    • tim

      Hi Shafz,

      Thanks – but I realised that it was a made-up name. It’s just that to English ears of my age, “dweeb” sounds more like an insult than an appropriate name for a hypothetical device!


    • tim

      Hi Darney,

      Thanks for the comments – and yes, I understand that it’s the lecturer’s name for a fictitious device. My point was that “dweeb” is an insult on this side of the Atlantic – a subtle difference that is rather politely documented by the Cambridge English Dictionary – English: (slang disapproving) vs American: (slang).

      There is a serious point to this. One of the original aims of MITx (and EdX too) was to be international in outlook, but the unnecessary use of slang acts as a barrier to internationalization. I seem to remember from the MITx forums for the first 6.002x presentation that some students who didn’t have English (or American) as a first language struggled somewhat with this “joke” – possibly even moreso than having to deal with imperial measurements (feet and inches) in one of the early exercises!

  1. parishightech

    I agree. I’ve been wondering about this use of “dweeb”.
    I take it as just another piece of slang that escapes me. Like “Acme corporation” beloved of US comic books.

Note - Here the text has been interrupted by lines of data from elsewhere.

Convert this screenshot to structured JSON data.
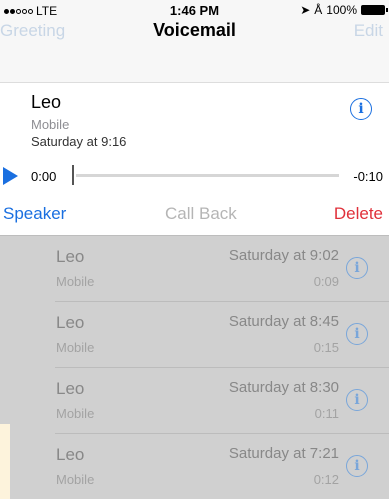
{
  "status_bar": {
    "carrier": "LTE",
    "time": "1:46 PM",
    "battery": "100%",
    "signal_bars_filled": 2,
    "signal_bars_total": 5
  },
  "nav": {
    "left": "Greeting",
    "title": "Voicemail",
    "right": "Edit"
  },
  "expanded": {
    "name": "Leo",
    "type": "Mobile",
    "date": "Saturday at 9:16",
    "time_elapsed": "0:00",
    "time_remaining": "-0:10",
    "progress": 0,
    "actions": {
      "speaker": "Speaker",
      "call_back": "Call Back",
      "delete": "Delete"
    }
  },
  "voicemails": [
    {
      "name": "Leo",
      "type": "Mobile",
      "date": "Saturday at 9:02",
      "duration": "0:09"
    },
    {
      "name": "Leo",
      "type": "Mobile",
      "date": "Saturday at 8:45",
      "duration": "0:15"
    },
    {
      "name": "Leo",
      "type": "Mobile",
      "date": "Saturday at 8:30",
      "duration": "0:11"
    },
    {
      "name": "Leo",
      "type": "Mobile",
      "date": "Saturday at 7:21",
      "duration": "0:12"
    }
  ],
  "colors": {
    "accent": "#1a6fe0",
    "delete": "#e0303a",
    "disabled": "#b5b5b5",
    "list_bg": "#d0d0d0"
  },
  "icons": {
    "info": "info-icon",
    "play": "play-icon",
    "location": "location-arrow-icon",
    "bluetooth": "bluetooth-icon"
  }
}
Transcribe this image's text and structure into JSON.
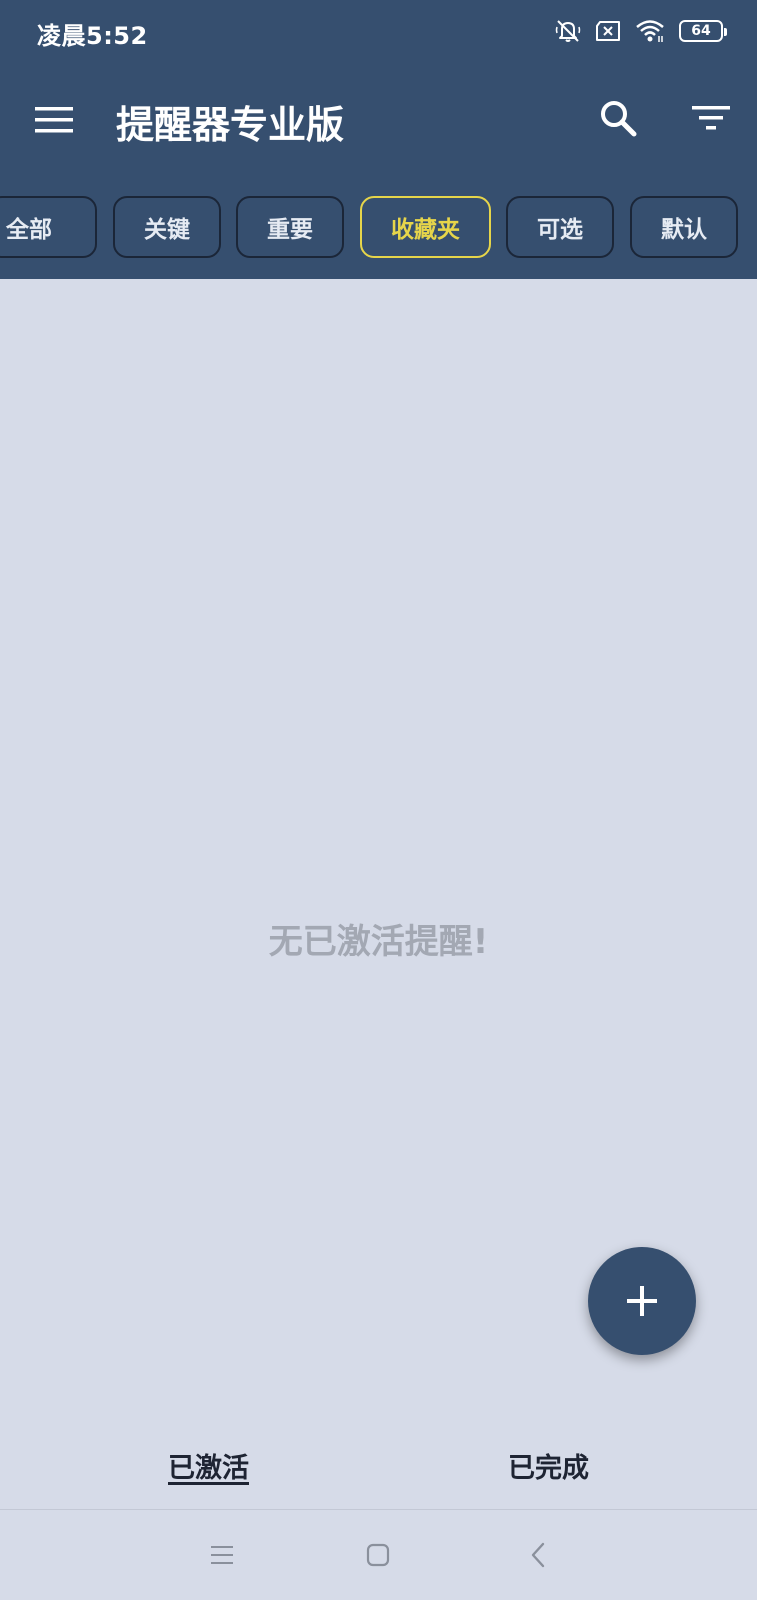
{
  "status_bar": {
    "time": "凌晨5:52",
    "battery_level": "64",
    "icons": [
      "bell-off-icon",
      "sim-error-icon",
      "wifi-icon",
      "battery-icon"
    ]
  },
  "app_bar": {
    "title": "提醒器专业版",
    "menu_icon": "menu-icon",
    "search_icon": "search-icon",
    "filter_icon": "filter-icon"
  },
  "filter_chips": {
    "items": [
      {
        "label": "全部",
        "selected": false
      },
      {
        "label": "关键",
        "selected": false
      },
      {
        "label": "重要",
        "selected": false
      },
      {
        "label": "收藏夹",
        "selected": true
      },
      {
        "label": "可选",
        "selected": false
      },
      {
        "label": "默认",
        "selected": false
      }
    ]
  },
  "content": {
    "empty_message": "无已激活提醒!"
  },
  "fab": {
    "icon": "plus-icon"
  },
  "bottom_tabs": {
    "active_label": "已激活",
    "done_label": "已完成",
    "selected": "已激活"
  },
  "system_nav": {
    "icons": [
      "recents-icon",
      "home-icon",
      "back-icon"
    ]
  },
  "colors": {
    "header_bg": "#364f6f",
    "page_bg": "#d6dbe8",
    "chip_selected": "#e6d54a",
    "empty_text": "#a3a8b3"
  }
}
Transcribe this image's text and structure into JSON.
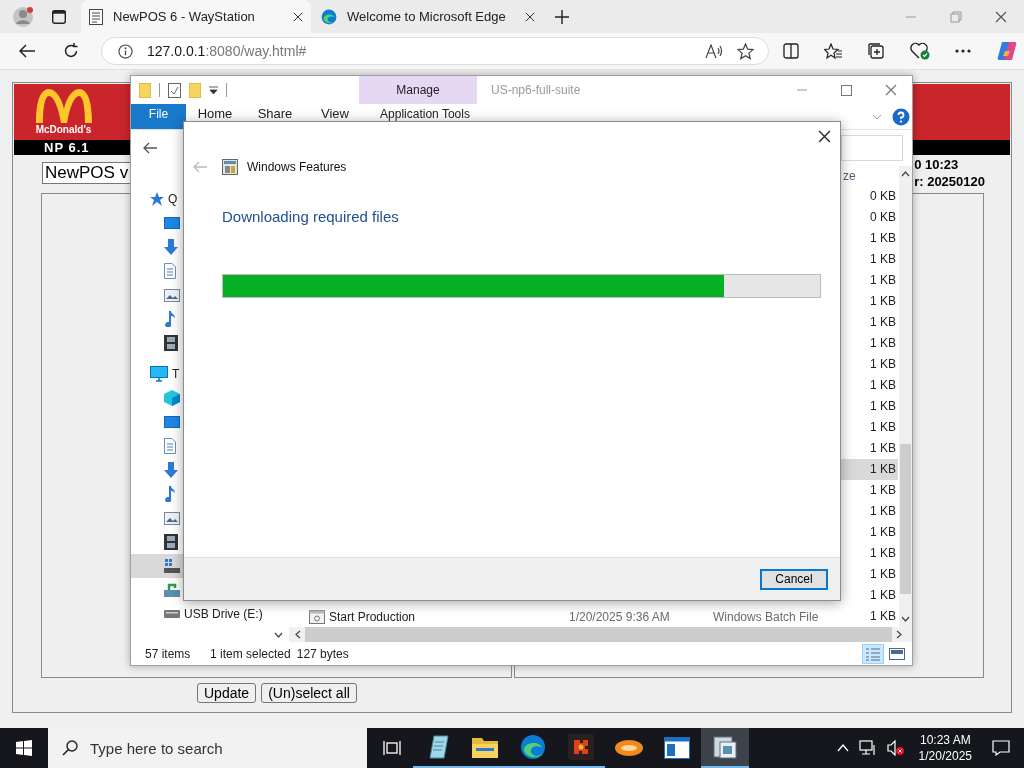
{
  "browser": {
    "tabs": [
      {
        "title": "NewPOS 6 - WayStation",
        "kind": "page",
        "selected": true
      },
      {
        "title": "Welcome to Microsoft Edge",
        "kind": "edge",
        "selected": false
      }
    ],
    "address": {
      "host": "127.0.0.1",
      "path": ":8080/way.html#"
    }
  },
  "page": {
    "logo_text": "McDonald's",
    "version_label": "NP 6.1",
    "version_field": "NewPOS v",
    "info_lines": [
      "0 10:23",
      "r: 20250120"
    ],
    "buttons": [
      "Update",
      "(Un)select all"
    ]
  },
  "explorer": {
    "context_tab": "Manage",
    "title": "US-np6-full-suite",
    "ribbon_tabs": [
      {
        "label": "File",
        "kind": "file"
      },
      {
        "label": "Home",
        "kind": "tab"
      },
      {
        "label": "Share",
        "kind": "tab"
      },
      {
        "label": "View",
        "kind": "tab"
      },
      {
        "label": "Application Tools",
        "kind": "context"
      }
    ],
    "sidebar": [
      {
        "kind": "star",
        "label": "Q",
        "selected": false,
        "children": [
          {
            "kind": "desktop",
            "selected": false
          },
          {
            "kind": "download",
            "selected": false
          },
          {
            "kind": "document",
            "selected": false
          },
          {
            "kind": "picture",
            "selected": false
          },
          {
            "kind": "music",
            "selected": false
          },
          {
            "kind": "video",
            "selected": false
          }
        ]
      },
      {
        "kind": "pc",
        "label": "T",
        "selected": false,
        "children": [
          {
            "kind": "cube",
            "selected": false
          },
          {
            "kind": "desktop",
            "selected": false
          },
          {
            "kind": "document",
            "selected": false
          },
          {
            "kind": "download",
            "selected": false
          },
          {
            "kind": "music",
            "selected": false
          },
          {
            "kind": "picture",
            "selected": false
          },
          {
            "kind": "video",
            "selected": false
          },
          {
            "kind": "drive",
            "selected": true
          },
          {
            "kind": "netdrive",
            "selected": false
          },
          {
            "kind": "usb",
            "label": "USB Drive (E:)",
            "selected": false
          }
        ]
      }
    ],
    "columns": [
      {
        "label": "ze"
      }
    ],
    "rows": [
      {
        "size": "0 KB",
        "selected": false
      },
      {
        "size": "0 KB",
        "selected": false
      },
      {
        "size": "1 KB",
        "selected": false
      },
      {
        "size": "1 KB",
        "selected": false
      },
      {
        "size": "1 KB",
        "selected": false
      },
      {
        "size": "1 KB",
        "selected": false
      },
      {
        "size": "1 KB",
        "selected": false
      },
      {
        "size": "1 KB",
        "selected": false
      },
      {
        "size": "1 KB",
        "selected": false
      },
      {
        "size": "1 KB",
        "selected": false
      },
      {
        "size": "1 KB",
        "selected": false
      },
      {
        "size": "1 KB",
        "selected": false
      },
      {
        "size": "1 KB",
        "selected": false
      },
      {
        "size": "1 KB",
        "selected": true
      },
      {
        "size": "1 KB",
        "selected": false
      },
      {
        "size": "1 KB",
        "selected": false
      },
      {
        "size": "1 KB",
        "selected": false
      },
      {
        "size": "1 KB",
        "selected": false
      },
      {
        "size": "1 KB",
        "selected": false
      },
      {
        "size": "1 KB",
        "selected": false
      },
      {
        "name": "Start Production",
        "date": "1/20/2025 9:36 AM",
        "type": "Windows Batch File",
        "size": "1 KB",
        "selected": false
      }
    ],
    "status": {
      "items": "57 items",
      "selection": "1 item selected",
      "size": "127 bytes"
    },
    "views": [
      {
        "kind": "details",
        "selected": true
      },
      {
        "kind": "tiles",
        "selected": false
      }
    ]
  },
  "dialog": {
    "title": "Windows Features",
    "heading": "Downloading required files",
    "progress": {
      "level": 0.84
    },
    "buttons": [
      "Cancel"
    ]
  },
  "taskbar": {
    "search": {
      "placeholder": "Type here to search"
    },
    "apps": [
      {
        "kind": "notepad",
        "running": true,
        "selected": false
      },
      {
        "kind": "folder",
        "running": true,
        "selected": false
      },
      {
        "kind": "edge",
        "running": true,
        "selected": false
      },
      {
        "kind": "puzzle",
        "running": true,
        "selected": false
      },
      {
        "kind": "oval",
        "running": false,
        "selected": false
      },
      {
        "kind": "window",
        "running": false,
        "selected": false
      },
      {
        "kind": "explorer",
        "running": true,
        "selected": true
      }
    ],
    "clock": {
      "time": "10:23 AM",
      "date": "1/20/2025"
    }
  }
}
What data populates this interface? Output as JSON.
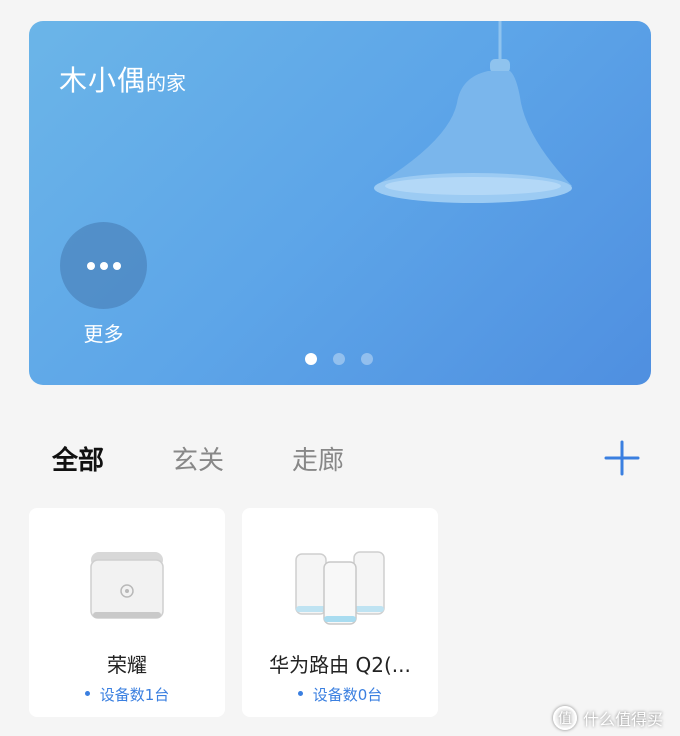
{
  "home": {
    "name": "木小偶",
    "suffix": "的家",
    "more_label": "更多",
    "pager": {
      "count": 3,
      "active": 0
    }
  },
  "tabs": [
    {
      "label": "全部",
      "active": true
    },
    {
      "label": "玄关",
      "active": false
    },
    {
      "label": "走廊",
      "active": false
    }
  ],
  "add_icon": "plus-icon",
  "devices": [
    {
      "name": "荣耀",
      "count_text": "设备数1台",
      "icon": "router-box-icon"
    },
    {
      "name": "华为路由 Q2(...",
      "count_text": "设备数0台",
      "icon": "mesh-router-icon"
    }
  ],
  "watermark": {
    "text": "什么值得买",
    "mark": "值"
  },
  "colors": {
    "accent": "#3a7fe0",
    "banner": "#5da5e8",
    "background": "#f5f5f5"
  }
}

I just don’t like missing the joke.
    On the other hand, I burst out laughing when I saw Facebook using “poke”.

Your thoughts?